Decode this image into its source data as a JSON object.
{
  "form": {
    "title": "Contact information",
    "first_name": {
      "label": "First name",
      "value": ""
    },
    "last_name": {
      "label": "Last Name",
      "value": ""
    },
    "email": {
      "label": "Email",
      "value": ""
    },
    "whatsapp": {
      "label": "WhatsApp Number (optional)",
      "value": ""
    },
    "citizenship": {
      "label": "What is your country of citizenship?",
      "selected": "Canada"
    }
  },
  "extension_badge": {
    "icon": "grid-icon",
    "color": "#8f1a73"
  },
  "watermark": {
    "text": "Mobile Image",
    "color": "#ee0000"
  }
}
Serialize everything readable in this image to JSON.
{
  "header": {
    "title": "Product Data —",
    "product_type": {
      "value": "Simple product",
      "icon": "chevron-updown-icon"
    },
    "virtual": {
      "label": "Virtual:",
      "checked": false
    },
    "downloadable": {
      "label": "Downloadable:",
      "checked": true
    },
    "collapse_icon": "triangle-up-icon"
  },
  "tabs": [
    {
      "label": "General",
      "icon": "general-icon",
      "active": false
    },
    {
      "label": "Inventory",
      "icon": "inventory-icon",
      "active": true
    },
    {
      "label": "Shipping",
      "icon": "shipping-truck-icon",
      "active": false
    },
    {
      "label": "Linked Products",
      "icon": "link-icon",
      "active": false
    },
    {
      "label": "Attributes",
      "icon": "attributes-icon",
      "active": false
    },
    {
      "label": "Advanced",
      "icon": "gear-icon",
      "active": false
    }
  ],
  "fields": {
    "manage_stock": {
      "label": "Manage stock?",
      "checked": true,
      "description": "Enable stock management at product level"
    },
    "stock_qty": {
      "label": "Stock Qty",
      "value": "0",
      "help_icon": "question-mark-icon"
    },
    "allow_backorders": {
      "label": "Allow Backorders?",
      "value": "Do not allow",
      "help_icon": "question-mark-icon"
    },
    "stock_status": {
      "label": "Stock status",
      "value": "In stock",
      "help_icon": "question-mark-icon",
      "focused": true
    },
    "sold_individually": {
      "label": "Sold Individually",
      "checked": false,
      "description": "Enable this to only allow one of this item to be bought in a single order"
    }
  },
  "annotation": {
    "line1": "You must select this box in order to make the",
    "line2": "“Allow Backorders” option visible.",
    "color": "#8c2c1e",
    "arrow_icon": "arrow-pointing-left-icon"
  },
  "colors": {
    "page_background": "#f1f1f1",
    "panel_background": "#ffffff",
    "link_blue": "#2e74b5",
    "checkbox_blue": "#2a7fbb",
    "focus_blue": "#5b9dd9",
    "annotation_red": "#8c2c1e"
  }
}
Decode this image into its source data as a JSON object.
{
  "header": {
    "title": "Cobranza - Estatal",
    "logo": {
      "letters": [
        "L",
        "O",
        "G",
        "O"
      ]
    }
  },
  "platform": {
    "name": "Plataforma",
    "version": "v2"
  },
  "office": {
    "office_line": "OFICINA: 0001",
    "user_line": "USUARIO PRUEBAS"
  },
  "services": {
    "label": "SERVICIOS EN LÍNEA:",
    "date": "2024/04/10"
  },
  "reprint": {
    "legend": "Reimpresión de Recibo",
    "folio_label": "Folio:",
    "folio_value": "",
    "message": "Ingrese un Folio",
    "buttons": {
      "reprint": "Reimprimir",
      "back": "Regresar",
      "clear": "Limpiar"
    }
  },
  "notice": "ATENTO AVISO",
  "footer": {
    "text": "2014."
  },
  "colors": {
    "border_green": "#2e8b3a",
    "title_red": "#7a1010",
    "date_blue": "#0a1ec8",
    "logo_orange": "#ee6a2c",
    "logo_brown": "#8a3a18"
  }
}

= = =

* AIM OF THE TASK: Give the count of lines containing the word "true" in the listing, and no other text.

* TASK SOLUTION: 4